As YWN readers are aware, this past November, State Education Department Commissioner MaryEllen Elia released new rules to require all private schools to teach essentially the same classes as the public schools.
Those rules were opposed by the entire private school community, which took the Commissioner to court to block her rules. The court agreed with the private schools, and on April 18 the rules were declared illegal, and were deemed null and void.
Well, Commissioner Elia is at it again. On Wednesday, just as government offices were closing for the long July 4th weekend, Commissioner Elia released her latest effort to regulate private schools. This time, the Commissioner is trying to accomplish by regulation what she could not achieve by guidelines.
The substance of the proposed regulations are the same as the guidelines that were found to be illegal, and are just as objectionable. They still require 4.4 hours a day of limudei chol every day in grades 7 and 8, they still mandate a long list of specific classes — up to 11 for certain grades — that every school must teach and the length of time they must be taught, and they still empower local school districts to review and approve the teachers at private schools.
Because these are proposed regulations, the public now has 60 days to submit comments about the regulations. The Board of Regents will then have to vote on them.
The Catholic and Independent school communities have already announced their opposition to these proposed regulations. They intend to have thousands of their school alumni and parents submit comments explaining why these regulations are misguided.
The Yeshiva community must do the same. In the coming days, every yeshiva parent should see information about how to register their opposition to these regulations. PEARLS, the Agudah and Torah Umersorah will all be contacting yeshivas and yeshiva parents and alumni to encourage them to submit a public comment in opposition.
The 17 members of the Board of Regents are not familiar with yeshivas or yeshiva education. We need to educate them — about the beauty of yeshiva education and about the success of yeshiva graduates and the yeshiva system. If we do that, the Commissioner’s second attempt to regulate yeshivas will fail just as her first did.
Rav Elya Brudny, Rav Yisroel Reisman and Rav Yaakov Bender were at the forefront of the successful opposition to the Commissioner’s guidelines, and they will again be leading the campaign to defeat these proposed regulations.
On this July 4th, America’s Independence Day, we should be proud to stand up for the American values of freedom of religion and to insist on our right to independent schools that teach our curriculum and our values.
Make sure the Board of Regents hears your voice.

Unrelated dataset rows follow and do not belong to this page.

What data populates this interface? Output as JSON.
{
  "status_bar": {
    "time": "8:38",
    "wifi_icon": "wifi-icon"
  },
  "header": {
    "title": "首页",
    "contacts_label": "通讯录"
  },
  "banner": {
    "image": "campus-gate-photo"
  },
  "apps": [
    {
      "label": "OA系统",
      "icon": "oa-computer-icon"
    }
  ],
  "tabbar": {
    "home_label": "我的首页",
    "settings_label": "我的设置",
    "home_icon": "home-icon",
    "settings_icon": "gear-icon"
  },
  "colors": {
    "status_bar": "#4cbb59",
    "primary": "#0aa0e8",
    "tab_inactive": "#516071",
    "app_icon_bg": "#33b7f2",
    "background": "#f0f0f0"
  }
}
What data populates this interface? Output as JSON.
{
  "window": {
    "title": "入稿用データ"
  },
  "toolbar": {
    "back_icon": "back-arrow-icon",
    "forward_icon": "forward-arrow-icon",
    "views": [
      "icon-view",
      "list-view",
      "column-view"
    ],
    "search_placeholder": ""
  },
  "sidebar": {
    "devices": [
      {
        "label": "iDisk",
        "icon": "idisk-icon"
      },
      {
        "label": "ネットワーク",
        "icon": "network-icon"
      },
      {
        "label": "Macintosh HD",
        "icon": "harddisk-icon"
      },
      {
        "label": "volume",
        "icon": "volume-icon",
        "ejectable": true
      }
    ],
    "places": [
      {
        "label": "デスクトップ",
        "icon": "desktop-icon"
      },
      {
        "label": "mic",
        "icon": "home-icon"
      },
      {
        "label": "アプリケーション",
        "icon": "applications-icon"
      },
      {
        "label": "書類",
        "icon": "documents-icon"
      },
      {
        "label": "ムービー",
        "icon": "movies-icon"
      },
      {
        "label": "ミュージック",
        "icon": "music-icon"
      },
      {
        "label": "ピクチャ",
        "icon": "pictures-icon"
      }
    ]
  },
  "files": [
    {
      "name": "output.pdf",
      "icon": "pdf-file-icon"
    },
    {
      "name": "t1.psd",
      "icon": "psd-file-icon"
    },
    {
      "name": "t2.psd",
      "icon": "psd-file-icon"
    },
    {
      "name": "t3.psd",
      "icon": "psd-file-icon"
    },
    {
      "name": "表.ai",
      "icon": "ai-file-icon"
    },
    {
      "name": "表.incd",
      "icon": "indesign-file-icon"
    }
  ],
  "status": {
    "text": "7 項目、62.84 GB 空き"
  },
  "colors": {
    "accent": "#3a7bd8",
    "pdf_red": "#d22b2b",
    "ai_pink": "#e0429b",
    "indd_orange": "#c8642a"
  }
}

Let them know our yeshiva system is far superior to the public school system they want us to conform to.
PEARLS Statement on Release of State Education Department’s Proposed Regulations:
The regulations proposed by the State Education Department disregard the concerns expressed by more than 1,000 private schools from every segment of the nonpublic school community.
The proposed regulations disregard the long history of success demonstrated by private schools across New York State, they undermine the choices made by parents who choose private schools for their children, and they substitute the education bureaucracy in Albany for the private school leadership sought by parents and students.
The regulations proposed today are nothing more than a repackaging of the guidelines that were opposed by the entire private school community last Fall and declared null and void by the Albany Supreme Court this Spring. It is disappointing that the State Education Department failed to engage in dialogue with private school leaders prior to issuing these proposed regulations.
We remain willing to work collaboratively with the State Education Department. But we will continue to oppose SED’s attempt to impose top-down mandates on hundreds of thousands of private school children across the State. These proposed regulations will not be any more successful than the failed and rejected guidelines they replaced. We therefore urge SED to work with the private school community in a manner that respects the success, autonomy, history and purpose of private schools.
The recreation of Jewish life and learning in the United States after the destruction of the Holocaust was nothing short of miraculous. In 1944, there were two dozen Jewish schools in New York, with no more than 5000 students. Today, there are 165,000 students enrolled in more than 400 Jewish elementary and high schools in New York. State regulations cannot be allowed to hinder our mission or hamper our growth.